Additionally, for the creation and use of this artifact, I used a combination of Learning & Innovation and Reference skills to research an area of personal interest that intersected with the study of information organization, access, and retrieval. Learning and Innovation skills require flexibility in regard to the process of locating information (developing innovative search strategies to locate both viable sources, and information in a variety of formats), and critical thinking for organizing and assessing a source’s value to the research question. Reference skills include the ability to identify a user’s needs through a deconstruction of the research question or area of inquiry, as I did by breaking down the question of “What factors are involved in switching from LC/DDC to BISAC or another reader interest-focused classification system?” into two parts: the efficacy of different classification systems, and the factors involved in switching from an entrenched system to a reader interest-focused one. Knowing about the USC Libraries’ discovery layer and its search refinement tools enabled me to use it as an excellent starting point, rather than defaulting to Google or another search engine that would likely pull in too many irrelevant sources. Patrons may turn to reference librarians when they have attempted to locate something on their own and have failed to find what they’re after. Not only are librarians in possession of reference skills able to directly help more people, but they are able to share their research strategies with users and thereby build a network of future researchers.
Future Work Environments
Mastery of this goal can be applied to future work environments on a day-to-day basis. Whether I end up working in an academic library or not, the location, synthesis, and translation of information sources is a vital part of what many librarians do. Whether this process is simplified as “reference services” or goes by another name, librarianship as a service-oriented profession inherently entails this process of organizing, accessing, and retrieving of information.
Gutsche, B. & Hough, B. (Eds.) (2014). Competency index for the library field 2014 (2nd ed.). Dublin, OH: OCLC Online Computer Library Center, Inc. Retrieved from http://www.webjunction.org/documents/webjunction/Competency_Index_for_the_Library_Field.html

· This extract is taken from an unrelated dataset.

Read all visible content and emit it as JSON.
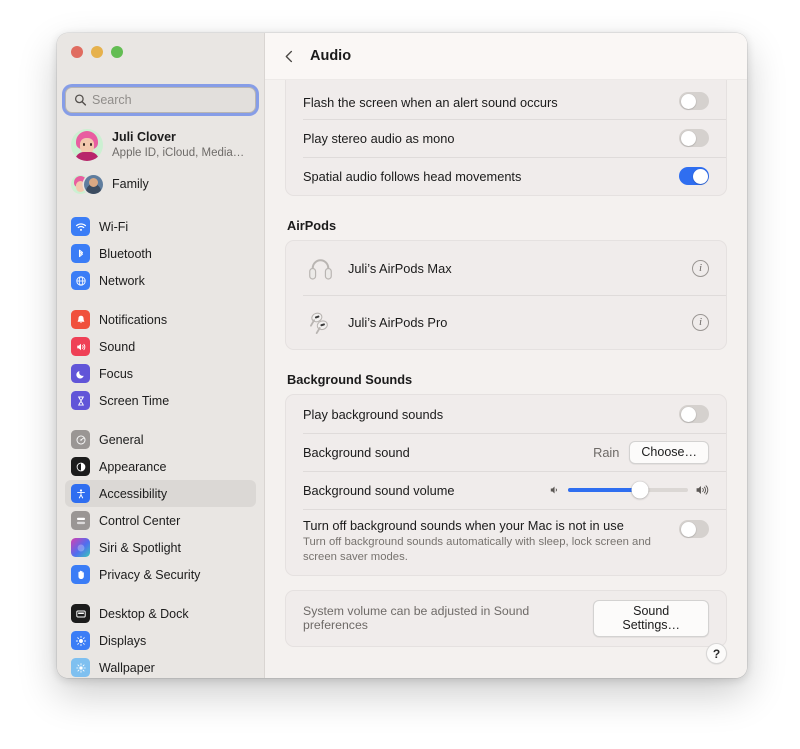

Muglia, C. (2016). Research guides: USC libraries search, users guide: FAQs. Retrieved from http://libguides.usc.edu/mainsearch/faq